Hundreds of children are crossing the U.S.-Mexico border without their parents every day, with the number of minors in federal custody topping 18,000 by Thursday, according to federal data—a spike that’s left shelters and holding sites with virtually no extra capacity.
On Thursday, about 12,500 unaccompanied minors were in the custody of the Department of Health and Human Services, which offers shelter beds and works to place children with parents and other sponsors throughout the United States.
Another 5,500 were stuck with Customs and Border Protection, which often holds kids in makeshift facilities designed for adults—children are only supposed to stay with CBP for 72 hours per a court settlement, but some minors have reportedly stayed for longer.
Some 605 unaccompanied minors were caught by CBP Thursday, but just 388 were transferred from CBP, meaning the number of kids in Border Patrol custody is growing.
9,457. That’s how many unaccompanied minors were caught crossing the southern border last month, an increase of more than 50% since February and the highest figure since May 2019, according to CBP data.
What To Watch For
CBP says it’s apprehended around 475 kids per day on average over the last 30 days, meaning March is on track to be even busier than February.
The total number of migrants caught crossing the southern border jumped 28% last month, and the increase in unaccompanied minors has posed an especially large strain.

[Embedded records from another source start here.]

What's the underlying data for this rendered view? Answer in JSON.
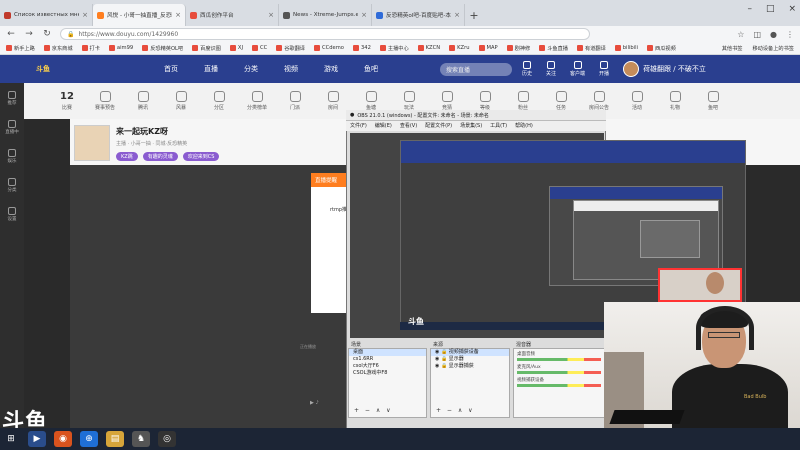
{
  "tabs": [
    {
      "title": "Список известных мне карт",
      "color": "#c0392b"
    },
    {
      "title": "风悦 - 小哥一抽直播_反恐精英",
      "color": "#ff7e1f"
    },
    {
      "title": "西瓜创作平台",
      "color": "#e74c3c"
    },
    {
      "title": "News - Xtreme-Jumps.eu",
      "color": "#555555"
    },
    {
      "title": "反恐精英ol吧-百度贴吧-本吧",
      "color": "#2f6bd8"
    }
  ],
  "active_tab": 1,
  "url": "https://www.douyu.com/1429960",
  "bookmarks": [
    "新手上路",
    "京东商城",
    "打卡",
    "aim99",
    "反恐精英OL吧",
    "百度识图",
    "XJ",
    "CC",
    "谷歌翻译",
    "CCdemo",
    "342",
    "主播中心",
    "KZCN",
    "KZru",
    "MAP",
    "剧神修",
    "斗鱼直播",
    "有道翻译",
    "bilibili",
    "西瓜视频"
  ],
  "bookmarks_right": [
    "其他书签",
    "移动设备上的书签"
  ],
  "douyu": {
    "nav": [
      "首页",
      "直播",
      "分类",
      "视频",
      "游戏",
      "鱼吧"
    ],
    "search_placeholder": "搜索直播",
    "top_icons": [
      "历史",
      "关注",
      "客户端",
      "开播"
    ],
    "user_text": "荷雄翻跟 / 不破不立",
    "accent": "#2a3f8f",
    "sidebar": [
      "推荐",
      "直播中",
      "娱乐",
      "分类",
      "设置"
    ],
    "categories": [
      "比赛",
      "赛事预告",
      "腾讯",
      "风暴",
      "分区",
      "分类榜单",
      "门派",
      "房间",
      "鱼塘",
      "玩法",
      "竞猜",
      "等级",
      "粉丝",
      "任务",
      "房间公告",
      "活动",
      "礼物",
      "鱼吧"
    ],
    "cat_num": "12",
    "room_title": "来一起玩KZ呀",
    "room_meta": "主播 · 小哥一抽 · 同城·反恐精英",
    "room_tags": [
      "KZ跳",
      "有趣的灵魂",
      "欢迎来到CS"
    ],
    "popup_head": "直播提醒",
    "popup_text": "rtmp推流中...",
    "player_label": "正在播放"
  },
  "obs": {
    "title": "OBS 21.0.1 (windows) - 配置文件: 未命名 - 场景: 未命名",
    "menu": [
      "文件(F)",
      "编辑(E)",
      "查看(V)",
      "配置文件(P)",
      "场景集(S)",
      "工具(T)",
      "帮助(H)"
    ],
    "scenes_header": "场景",
    "scenes": [
      "桌面",
      "cs1.6RR",
      "csol大厅F6",
      "CSOL游戏中F8"
    ],
    "sources_header": "来源",
    "sources": [
      "视频捕获设备",
      "显示器",
      "显示器捕获"
    ],
    "mixer_header": "混音器",
    "mixer": [
      "桌面音频",
      "麦克风/Aux",
      "视频捕获设备"
    ],
    "controls": "+ − ∧ ∨"
  },
  "watermark": "斗鱼",
  "shirt_text": "Bad Bulb"
}
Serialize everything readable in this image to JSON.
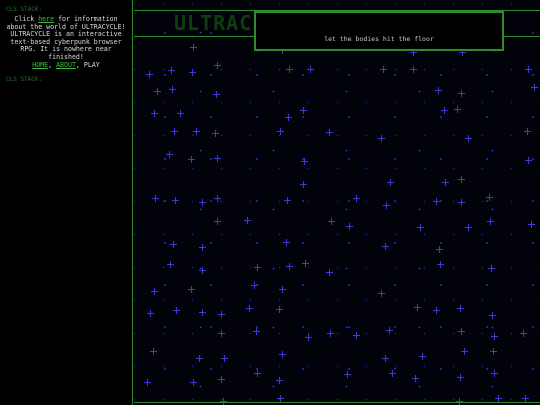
{
  "sidebar": {
    "top_tag": "CLS STACK:",
    "bottom_tag": "CLS STACK:",
    "info_prefix": "Click ",
    "info_link": "here",
    "info_suffix": " for information about the world of ULTRACYCLE!",
    "description": "ULTRACYCLE is an interactive text-based cyberpunk browser RPG. It is nowhere near finished!",
    "nav_home": "HOME",
    "nav_about": "ABOUT",
    "nav_play": "PLAY"
  },
  "main": {
    "title": "ULTRAC",
    "popup_text": "let the bodies hit the floor"
  }
}
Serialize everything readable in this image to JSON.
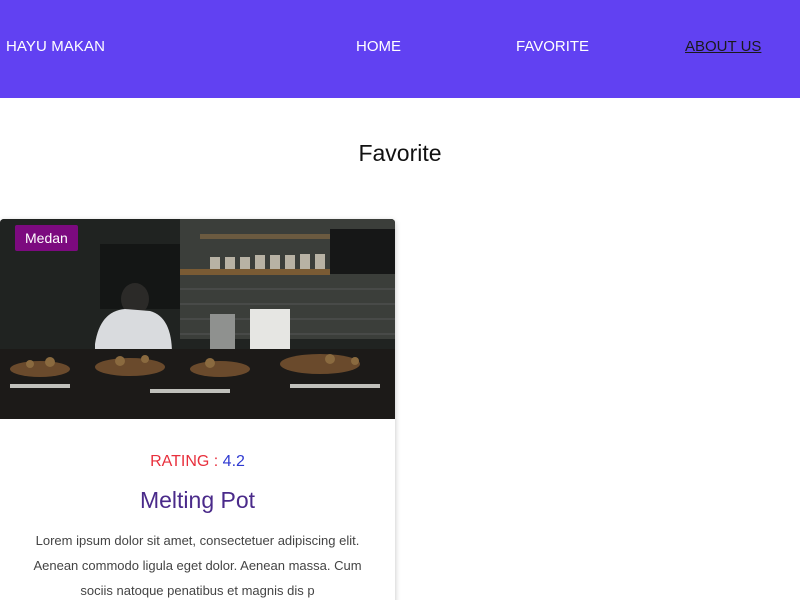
{
  "nav": {
    "brand": "HAYU MAKAN",
    "links": [
      {
        "label": "HOME"
      },
      {
        "label": "FAVORITE"
      },
      {
        "label": "ABOUT US"
      }
    ]
  },
  "page": {
    "title": "Favorite"
  },
  "card": {
    "city": "Medan",
    "rating_label": "RATING : ",
    "rating_value": "4.2",
    "name": "Melting Pot",
    "description": "Lorem ipsum dolor sit amet, consectetuer adipiscing elit. Aenean commodo ligula eget dolor. Aenean massa. Cum sociis natoque penatibus et magnis dis p"
  },
  "colors": {
    "nav_background": "#6141f2",
    "badge_background": "#7c0a7f",
    "rating_label": "#e8303d",
    "rating_value": "#2f3ad1",
    "restaurant_name": "#4a2a8a"
  }
}
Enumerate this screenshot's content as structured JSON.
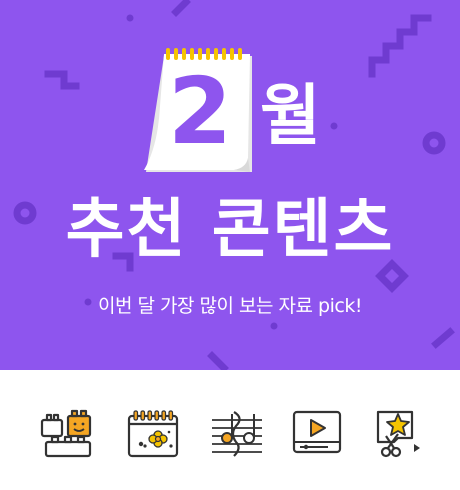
{
  "banner": {
    "month_number": "2",
    "month_suffix": "월",
    "headline": "추천 콘텐츠",
    "subtitle": "이번 달 가장 많이 보는 자료 pick!",
    "colors": {
      "background": "#8e55ee",
      "decoration": "#6f3bd0",
      "calendar_ring": "#f5c400",
      "text": "#ffffff"
    }
  },
  "icons": [
    {
      "name": "blocks-icon"
    },
    {
      "name": "calendar-flower-icon"
    },
    {
      "name": "music-notes-icon"
    },
    {
      "name": "video-play-icon"
    },
    {
      "name": "star-craft-icon"
    }
  ]
}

HHS has struggled to house this influx of minors amid limited shelter space, so thousands of children have been forced to stay in overcrowded tents and other makeshift arrangements operated by CBP, a situation Rep. Henry Cuellar (D-Texas)—who visited a CBP site—called “terrible.” HHS is scrambling to relieve this pressure by opening temporary shelters in convention centers, sports arenas and other unconventional places.
Starting last year, former President Donald Trump rapidly expelled many children caught crossing the southern border, a controversial policy that pushed minors into dangerous situations and prevented them from applying for asylum, many critics say. President Joe Biden rescinded this policy, meaning the federal government now needs to house all minors.